Supply MOUs aim to boost local employment

The supply MOUs, signed on 12 April 2024, concern the making of key components including large structural modules, heat exchangers, cranes, and pressure vessels. Last October, Westinghouse signed MOUs with five Bulgarian suppliers for the plant in Kozloduy as well as other European projects, including manufacturing instrumentation and controls (I&C) and radiation monitoring systems. They will also provide services in engineering, consulting, construction and transportation.

Petyo Ivanov, the executive director of Kozloduy NPP-New Build, which signed a deal on a front-end engineering and design for its AP1000 technology with Westinghouse in June 2023, said the partnerships with local suppliers “represent another step toward bringing additional advanced, nuclear technology online in Bulgaria and emphasise the economic impact that the project will have for our country and its people. We expect these Bulgarian companies to become a vital part of the Westinghouse worldwide supply chain,” he added.

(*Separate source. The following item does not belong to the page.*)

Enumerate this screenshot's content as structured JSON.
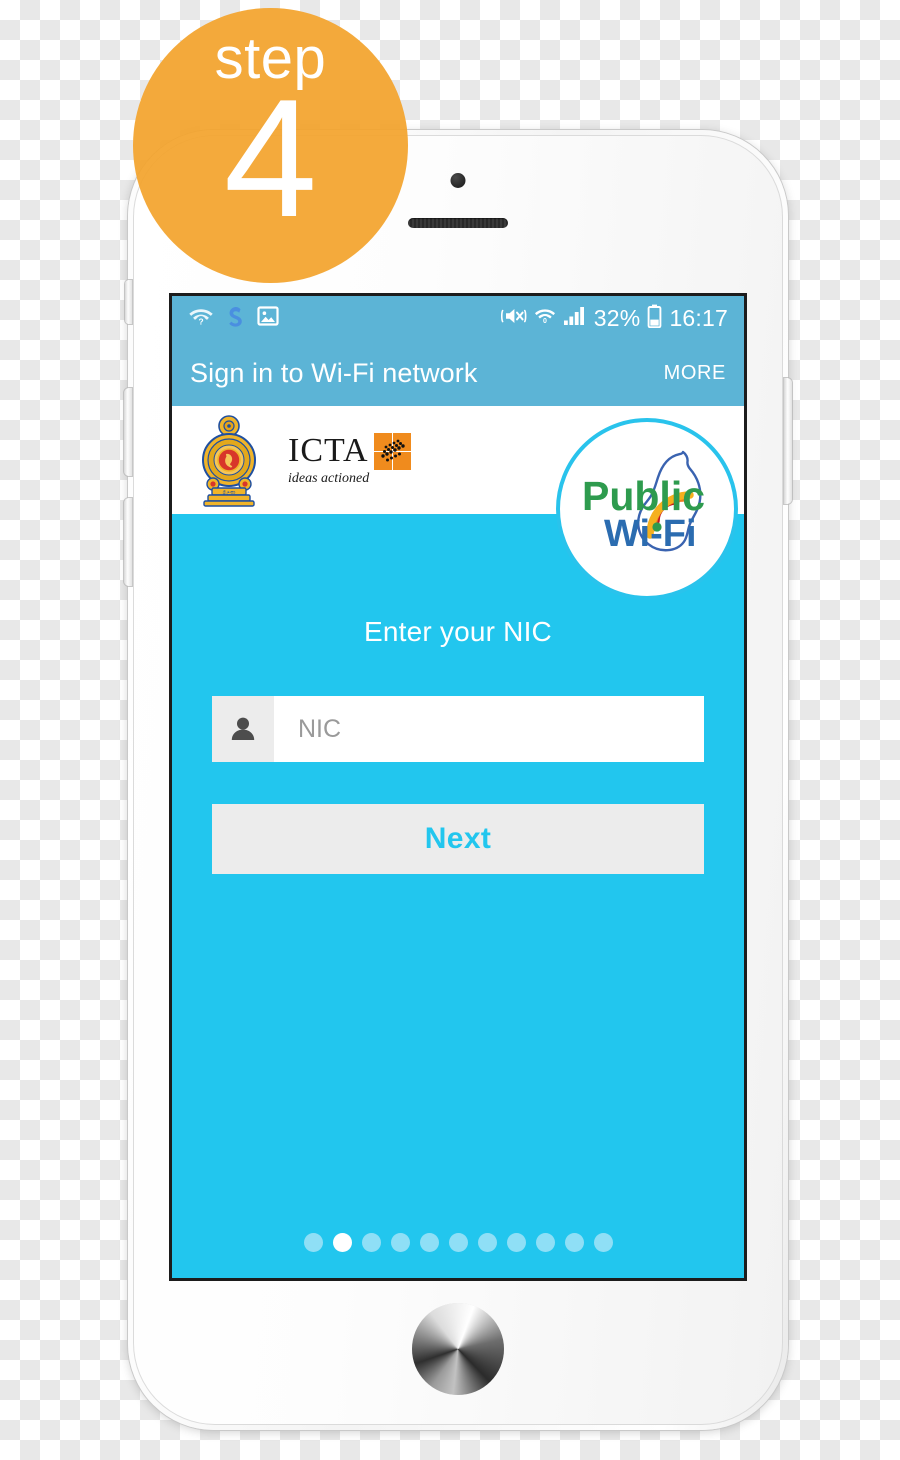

Westinghouse Energy Systems president David Durham said the US firm is “pleased to further expand that with additional, experienced and local Bulgarian suppliers. Growth of our local and qualified supplier network in addition to the critical progress we are making on our front-end engineering and design contract for this project are important steps that help us to pave the way to bring a clean energy future to Bulgaria for generations to come,” Durham added.